Unfortunately, the White House never really understood the source of Assad’s staying power and ignored the operative doctrine that was passed meticulously from father to son.
The Administration has badly underestimated Iran’s determination to support Assad to the last Syrian soldier, and doesn’t fully understand that Russia will never abandon its only ally in the region.
Obama’s national security team did not understand the fragile nature of the sectarian composition of the Syrian population, and that a long civil war will inevitably lead to the disintegration of the country.
More depressingly, the White House failed to grasp that even if the removal of Assad from power was possible, it would not be enough because the main obstacle is the governing apparatus, which is fighting for its life and will do so to the bitter end.
Furthermore, the US intelligence community failed to assess how the rebels (including foreign radical Islamists) would mushroom as a result of the prolonged conflict, why the Sunni Arab states will not accept any solution that would deprive them from playing an important role in Syria’s future, and why Assad’s survival is central to Hezbollah’s own.

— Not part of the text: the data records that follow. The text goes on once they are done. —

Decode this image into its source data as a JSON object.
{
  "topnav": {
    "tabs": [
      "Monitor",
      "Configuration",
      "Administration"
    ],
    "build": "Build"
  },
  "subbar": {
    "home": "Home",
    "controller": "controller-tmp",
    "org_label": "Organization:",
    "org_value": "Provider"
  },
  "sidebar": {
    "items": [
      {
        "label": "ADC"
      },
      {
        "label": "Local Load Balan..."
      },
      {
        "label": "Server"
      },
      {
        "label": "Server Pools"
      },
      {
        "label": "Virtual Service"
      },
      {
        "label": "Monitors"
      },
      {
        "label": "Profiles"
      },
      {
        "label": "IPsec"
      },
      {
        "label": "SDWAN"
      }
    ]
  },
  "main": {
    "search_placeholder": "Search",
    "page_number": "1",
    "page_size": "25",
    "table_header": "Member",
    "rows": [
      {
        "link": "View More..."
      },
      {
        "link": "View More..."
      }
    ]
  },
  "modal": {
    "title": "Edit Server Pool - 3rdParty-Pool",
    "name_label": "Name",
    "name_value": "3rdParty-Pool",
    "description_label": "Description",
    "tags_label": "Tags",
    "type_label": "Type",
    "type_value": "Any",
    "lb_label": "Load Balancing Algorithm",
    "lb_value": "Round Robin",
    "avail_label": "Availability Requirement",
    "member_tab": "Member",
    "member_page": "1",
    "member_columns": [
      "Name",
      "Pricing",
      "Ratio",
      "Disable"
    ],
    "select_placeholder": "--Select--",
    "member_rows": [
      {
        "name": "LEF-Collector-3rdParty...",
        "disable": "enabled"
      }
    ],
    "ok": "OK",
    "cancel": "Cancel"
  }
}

The Obama Administration is still floundering in its pursuit of an elusive political solution in its efforts to convene the Geneva II conference, which is not likely to be held. The rebels refuse to take part unless Assad steps down and Iran is excluded, and Assad made his government’s participation conditional upon ending all outside support to the rebels.
In addition, whereas the US opposes Iran’s participation, Russia feels that given Tehran’s deep interest in Syria, its presence at the conference becomes critical to enhance the prospect of a lasting solution.
The irony is that even if the conference is held, there is no solution that could possibly satisfy all the stakeholders in the outcome of the conflict, including the assortment of rebel groups who do not see eye to eye, Iran, Saudi Arabia, Russia, the US, Turkey, and other nations bordering Syria.
Meanwhile, as long as the destruction of chemical weapons is underway, Obama is not likely to act while the number of casualties killed by conventional weapon continues to escalate. It has now exceeded 120,000 with more than 4,000 slaughtered each month and thousands of children dying from malnutrition and lack of medical care.
In addition, thus far 30 percent of the Syrian population (nearly seven million) have become refugees or internally displaced while the international community stands idle in the face of the unfolding calamity.
If there is even a slim chance of ending this horrific civil war in Syria, the balance of forces on the ground between the rebels and government must dramatically and immediately change, which only the US can bring about.
Vetted rebels, especially the Free Syrian Army and others, should be provided with the weapons they need to regain lost territory and force Assad to face the prospect of being killed or captured unless he steps down.
The lack of American leadership allowed Russian President Putin to seize the leading role while demonstrating his reliability as an ally, placing Russia in a position that may well determine Syria’s future on his own terms.
The tragedy that has befallen the Syrian people demonstrates the horror that the lack of American leadership could precipitate. The Obama Administration failed to understand the nature of the Assad regime and its predictable conduct.
Like it or not, the United States remains the anchor of global stability, and when any American administration demonstrates a lack of vision and the strategy to stem major conflicts before they spin out of control, this is bound to lead to dire consequences.
Dr. Alon Ben-Meir is a professor of international relations at the Center for Global Affairs at NYU. He teaches courses on international negotiation and Middle Eastern studies. Email: firstname.lastname@example.org